GENERAL APPROPRIATIONS ACT A recognition by the national and political leadership that the allocation of the limited resources of government, which is translated yearly through a GENERAL APPROPRIATIONS ACT (GAA) is one that is based on need, not want. And such need is one that is actually felt and articulated by the target beneficiaries of the programs and projects. Decision makers have to accept the fact that not everything that applies or is made feasible in one country, is expected to similarly work in another country. On the other hand, what may have been ineffective in a developed country’s system, may prove to be effective and useful to a developing country.
DR. JOSE SOBERANO’SPOINTS TO PONDER: The various theories which explain different aspects of budgeting coming from different disciplines, have different ways of looking at the same problems, measuring it and proposing solutions. The problem comes from the very nature of budgeting, which, like all other activities in fiscal administration, have economic, political and administrative aspects. When these theories are transported to developing countries, budgeting becomes even more complicated and unmanageable.
DR. JOSE SOBERANO’SPOINTS TO PONDER: Pointed out 20 years ago that the problem of budgeting in developing countries are rooted in the problems of underdevelopment. Budgeting can only be successful and effective in the context of efforts and understanding and attacking the basic problems of underdevelopment. Economies of Abundance vs. Economies of Poverty Good example: Philippine scenario
DR. JOSE SOBERANO’SPOINTS TO PONDER: Stressed that the problem is not so much a question of theory and technique of budgeting, since Philippines is up-to-date on these, but the very problem of poverty itself. In conditions of underdevelopment, many variables cannot be programmed and controlled including nature.
SUMMARY Budget can be viewed from three frames of reference: BUDGET AS AN ECONOMIC PROCESS Economists look at it as a process of resource allocation wherein LEWIS emphasized on the marginal theory and sophisticated decision-making techniques like cost budget analyses, feasibilities, studies, etc. help the policy maker decide among competing budgetary options BUDGET AS A POLITICAL PROCESS (Pendleton, Herring, Wildavsky & other political scientists) A political process of competition among various groups of limited resources Those who have access to political power get a bigger share of the budget pie.

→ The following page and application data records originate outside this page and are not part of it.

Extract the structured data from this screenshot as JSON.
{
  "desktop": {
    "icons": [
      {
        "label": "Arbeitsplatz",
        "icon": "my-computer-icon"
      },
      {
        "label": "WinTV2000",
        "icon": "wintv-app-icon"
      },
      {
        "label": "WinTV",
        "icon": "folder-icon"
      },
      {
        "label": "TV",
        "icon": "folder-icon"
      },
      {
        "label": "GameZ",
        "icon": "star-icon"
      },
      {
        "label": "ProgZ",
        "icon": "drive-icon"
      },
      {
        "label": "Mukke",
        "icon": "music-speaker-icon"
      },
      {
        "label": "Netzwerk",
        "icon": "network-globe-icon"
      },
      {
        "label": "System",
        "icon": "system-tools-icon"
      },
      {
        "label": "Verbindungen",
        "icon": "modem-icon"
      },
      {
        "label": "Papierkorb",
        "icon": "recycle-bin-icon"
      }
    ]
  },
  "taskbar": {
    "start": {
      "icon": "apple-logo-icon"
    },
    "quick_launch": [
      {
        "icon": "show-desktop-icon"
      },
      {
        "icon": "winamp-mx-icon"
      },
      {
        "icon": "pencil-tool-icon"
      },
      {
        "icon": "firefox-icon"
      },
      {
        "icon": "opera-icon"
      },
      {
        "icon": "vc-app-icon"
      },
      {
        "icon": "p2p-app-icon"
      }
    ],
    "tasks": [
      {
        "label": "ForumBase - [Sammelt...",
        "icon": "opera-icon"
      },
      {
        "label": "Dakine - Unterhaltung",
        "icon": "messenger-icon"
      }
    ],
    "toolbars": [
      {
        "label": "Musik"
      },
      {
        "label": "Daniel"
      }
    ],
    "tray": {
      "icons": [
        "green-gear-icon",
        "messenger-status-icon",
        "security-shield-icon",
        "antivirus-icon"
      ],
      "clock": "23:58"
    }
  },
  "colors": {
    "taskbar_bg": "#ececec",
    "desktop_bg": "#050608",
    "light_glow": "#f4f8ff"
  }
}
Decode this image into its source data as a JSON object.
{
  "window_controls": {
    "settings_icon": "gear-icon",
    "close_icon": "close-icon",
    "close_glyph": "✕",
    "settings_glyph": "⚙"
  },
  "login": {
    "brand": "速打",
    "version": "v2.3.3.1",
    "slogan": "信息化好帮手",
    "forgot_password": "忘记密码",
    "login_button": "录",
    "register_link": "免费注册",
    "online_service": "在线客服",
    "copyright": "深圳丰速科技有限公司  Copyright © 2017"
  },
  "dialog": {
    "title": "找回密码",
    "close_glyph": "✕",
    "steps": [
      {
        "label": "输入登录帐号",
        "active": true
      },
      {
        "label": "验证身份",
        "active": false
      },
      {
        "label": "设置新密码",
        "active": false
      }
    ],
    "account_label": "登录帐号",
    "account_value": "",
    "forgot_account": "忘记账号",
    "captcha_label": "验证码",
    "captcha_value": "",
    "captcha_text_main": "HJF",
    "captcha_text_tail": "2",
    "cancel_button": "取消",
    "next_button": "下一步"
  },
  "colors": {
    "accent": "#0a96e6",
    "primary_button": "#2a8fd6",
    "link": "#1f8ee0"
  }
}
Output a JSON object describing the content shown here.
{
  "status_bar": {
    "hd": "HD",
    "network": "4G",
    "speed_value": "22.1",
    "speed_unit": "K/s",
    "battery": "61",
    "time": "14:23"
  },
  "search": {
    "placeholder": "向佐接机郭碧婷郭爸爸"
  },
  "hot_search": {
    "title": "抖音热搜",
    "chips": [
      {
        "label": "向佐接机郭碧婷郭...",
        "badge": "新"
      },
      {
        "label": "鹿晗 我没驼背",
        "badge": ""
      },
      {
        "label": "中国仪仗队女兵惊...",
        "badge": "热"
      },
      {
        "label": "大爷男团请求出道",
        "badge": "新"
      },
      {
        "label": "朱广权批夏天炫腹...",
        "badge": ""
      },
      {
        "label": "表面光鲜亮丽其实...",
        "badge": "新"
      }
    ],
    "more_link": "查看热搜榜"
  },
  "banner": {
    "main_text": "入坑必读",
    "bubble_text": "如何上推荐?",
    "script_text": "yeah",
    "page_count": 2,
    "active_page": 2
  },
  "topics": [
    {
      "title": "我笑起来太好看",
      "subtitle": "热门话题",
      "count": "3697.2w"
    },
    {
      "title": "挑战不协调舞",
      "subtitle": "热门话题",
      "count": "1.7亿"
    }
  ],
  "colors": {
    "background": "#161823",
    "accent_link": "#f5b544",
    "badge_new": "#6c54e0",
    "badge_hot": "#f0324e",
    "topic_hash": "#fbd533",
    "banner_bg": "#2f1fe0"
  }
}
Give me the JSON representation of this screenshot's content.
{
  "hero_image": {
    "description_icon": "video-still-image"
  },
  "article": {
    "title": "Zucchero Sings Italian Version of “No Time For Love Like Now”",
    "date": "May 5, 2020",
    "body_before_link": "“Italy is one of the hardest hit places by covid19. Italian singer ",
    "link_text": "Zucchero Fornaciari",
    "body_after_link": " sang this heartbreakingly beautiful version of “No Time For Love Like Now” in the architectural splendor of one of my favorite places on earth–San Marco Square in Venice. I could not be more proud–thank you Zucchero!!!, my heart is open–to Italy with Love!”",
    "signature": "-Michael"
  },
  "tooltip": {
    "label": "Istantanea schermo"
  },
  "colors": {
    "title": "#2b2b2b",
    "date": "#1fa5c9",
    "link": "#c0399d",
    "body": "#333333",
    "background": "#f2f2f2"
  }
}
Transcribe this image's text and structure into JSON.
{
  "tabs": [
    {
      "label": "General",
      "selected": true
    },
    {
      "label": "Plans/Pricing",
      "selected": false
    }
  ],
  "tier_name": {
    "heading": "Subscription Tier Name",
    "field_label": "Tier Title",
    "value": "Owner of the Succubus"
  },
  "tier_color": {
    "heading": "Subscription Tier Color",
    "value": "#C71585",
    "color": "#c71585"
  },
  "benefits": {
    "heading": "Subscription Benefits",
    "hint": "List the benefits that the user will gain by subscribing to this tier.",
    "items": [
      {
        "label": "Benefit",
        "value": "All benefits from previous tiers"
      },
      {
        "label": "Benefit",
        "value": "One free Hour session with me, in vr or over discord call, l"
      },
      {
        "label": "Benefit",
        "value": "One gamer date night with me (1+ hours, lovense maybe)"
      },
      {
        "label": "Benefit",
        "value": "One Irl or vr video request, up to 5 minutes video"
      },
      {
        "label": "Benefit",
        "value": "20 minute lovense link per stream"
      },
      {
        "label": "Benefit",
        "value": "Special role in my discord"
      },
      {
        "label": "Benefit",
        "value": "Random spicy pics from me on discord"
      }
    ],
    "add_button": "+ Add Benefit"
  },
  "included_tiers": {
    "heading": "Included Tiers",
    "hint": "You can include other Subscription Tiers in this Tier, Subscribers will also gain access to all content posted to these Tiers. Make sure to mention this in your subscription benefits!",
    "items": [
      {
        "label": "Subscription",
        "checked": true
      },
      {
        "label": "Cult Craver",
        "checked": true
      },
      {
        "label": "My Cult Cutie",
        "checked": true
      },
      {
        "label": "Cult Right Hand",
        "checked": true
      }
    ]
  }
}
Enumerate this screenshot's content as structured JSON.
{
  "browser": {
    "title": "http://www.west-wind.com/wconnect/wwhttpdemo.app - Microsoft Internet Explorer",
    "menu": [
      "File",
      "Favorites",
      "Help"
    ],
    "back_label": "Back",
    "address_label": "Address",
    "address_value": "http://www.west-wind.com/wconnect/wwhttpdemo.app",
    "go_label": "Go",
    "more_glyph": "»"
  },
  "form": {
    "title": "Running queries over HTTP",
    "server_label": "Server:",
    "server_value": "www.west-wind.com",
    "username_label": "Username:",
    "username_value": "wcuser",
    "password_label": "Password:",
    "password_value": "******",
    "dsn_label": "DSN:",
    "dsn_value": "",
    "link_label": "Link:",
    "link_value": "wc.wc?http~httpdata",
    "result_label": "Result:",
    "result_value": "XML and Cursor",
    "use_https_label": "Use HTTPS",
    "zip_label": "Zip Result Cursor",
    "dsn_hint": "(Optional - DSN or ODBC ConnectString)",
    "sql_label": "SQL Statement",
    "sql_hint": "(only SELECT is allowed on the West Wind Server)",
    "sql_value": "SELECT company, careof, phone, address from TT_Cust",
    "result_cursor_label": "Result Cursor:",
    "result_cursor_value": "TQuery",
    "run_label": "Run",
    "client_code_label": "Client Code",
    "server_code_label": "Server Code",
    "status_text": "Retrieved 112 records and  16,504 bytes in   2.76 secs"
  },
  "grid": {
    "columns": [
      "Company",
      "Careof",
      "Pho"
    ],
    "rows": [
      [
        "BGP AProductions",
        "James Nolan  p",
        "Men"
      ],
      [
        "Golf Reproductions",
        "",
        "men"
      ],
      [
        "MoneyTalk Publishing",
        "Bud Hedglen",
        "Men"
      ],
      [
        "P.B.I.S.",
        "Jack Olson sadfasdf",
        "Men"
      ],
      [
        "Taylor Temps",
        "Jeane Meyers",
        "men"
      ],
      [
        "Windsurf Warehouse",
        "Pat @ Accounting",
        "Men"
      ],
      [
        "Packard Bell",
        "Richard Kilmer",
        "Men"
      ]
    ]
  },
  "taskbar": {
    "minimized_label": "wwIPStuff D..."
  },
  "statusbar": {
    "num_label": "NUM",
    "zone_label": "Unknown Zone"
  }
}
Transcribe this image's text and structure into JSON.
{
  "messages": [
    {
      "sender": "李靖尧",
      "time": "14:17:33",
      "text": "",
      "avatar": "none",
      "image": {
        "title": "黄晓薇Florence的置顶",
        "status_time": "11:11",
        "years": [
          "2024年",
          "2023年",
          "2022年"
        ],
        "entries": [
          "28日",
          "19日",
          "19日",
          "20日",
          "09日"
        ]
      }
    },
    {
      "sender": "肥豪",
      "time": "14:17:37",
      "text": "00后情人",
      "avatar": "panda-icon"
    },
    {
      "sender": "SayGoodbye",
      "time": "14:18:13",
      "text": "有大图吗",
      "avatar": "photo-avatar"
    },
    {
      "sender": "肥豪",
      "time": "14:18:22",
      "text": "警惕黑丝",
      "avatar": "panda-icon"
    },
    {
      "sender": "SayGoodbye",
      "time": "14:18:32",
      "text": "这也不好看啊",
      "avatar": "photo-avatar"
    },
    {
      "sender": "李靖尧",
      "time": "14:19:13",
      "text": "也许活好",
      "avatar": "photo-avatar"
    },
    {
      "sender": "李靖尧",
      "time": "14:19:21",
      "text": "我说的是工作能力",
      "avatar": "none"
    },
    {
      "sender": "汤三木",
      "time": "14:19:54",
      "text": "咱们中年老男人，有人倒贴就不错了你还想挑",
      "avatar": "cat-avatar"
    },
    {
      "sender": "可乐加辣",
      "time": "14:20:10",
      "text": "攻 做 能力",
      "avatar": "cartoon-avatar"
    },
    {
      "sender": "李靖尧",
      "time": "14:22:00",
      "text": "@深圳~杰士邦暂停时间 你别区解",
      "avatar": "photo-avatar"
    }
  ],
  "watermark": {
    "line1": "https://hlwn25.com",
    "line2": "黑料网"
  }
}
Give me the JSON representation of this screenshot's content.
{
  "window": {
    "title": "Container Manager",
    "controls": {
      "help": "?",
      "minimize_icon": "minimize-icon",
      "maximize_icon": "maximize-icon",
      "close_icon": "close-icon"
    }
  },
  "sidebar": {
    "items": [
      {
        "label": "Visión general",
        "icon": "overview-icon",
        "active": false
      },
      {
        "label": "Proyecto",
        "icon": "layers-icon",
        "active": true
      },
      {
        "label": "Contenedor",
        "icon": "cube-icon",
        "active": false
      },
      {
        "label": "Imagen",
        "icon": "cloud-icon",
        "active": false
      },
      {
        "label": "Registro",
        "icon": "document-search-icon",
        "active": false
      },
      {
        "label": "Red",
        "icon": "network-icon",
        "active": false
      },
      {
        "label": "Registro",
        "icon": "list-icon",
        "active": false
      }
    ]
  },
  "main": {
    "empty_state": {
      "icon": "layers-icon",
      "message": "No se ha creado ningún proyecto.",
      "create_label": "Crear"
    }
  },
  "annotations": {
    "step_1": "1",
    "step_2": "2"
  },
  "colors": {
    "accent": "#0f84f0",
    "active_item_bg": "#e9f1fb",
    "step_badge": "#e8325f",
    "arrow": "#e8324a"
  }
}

SUMMARY BUDGET AS AN ADMINISTRATIVE PROCESS Mechanisms for planning, coordination, control and evaluation Talked about line-item budgets and performance budgets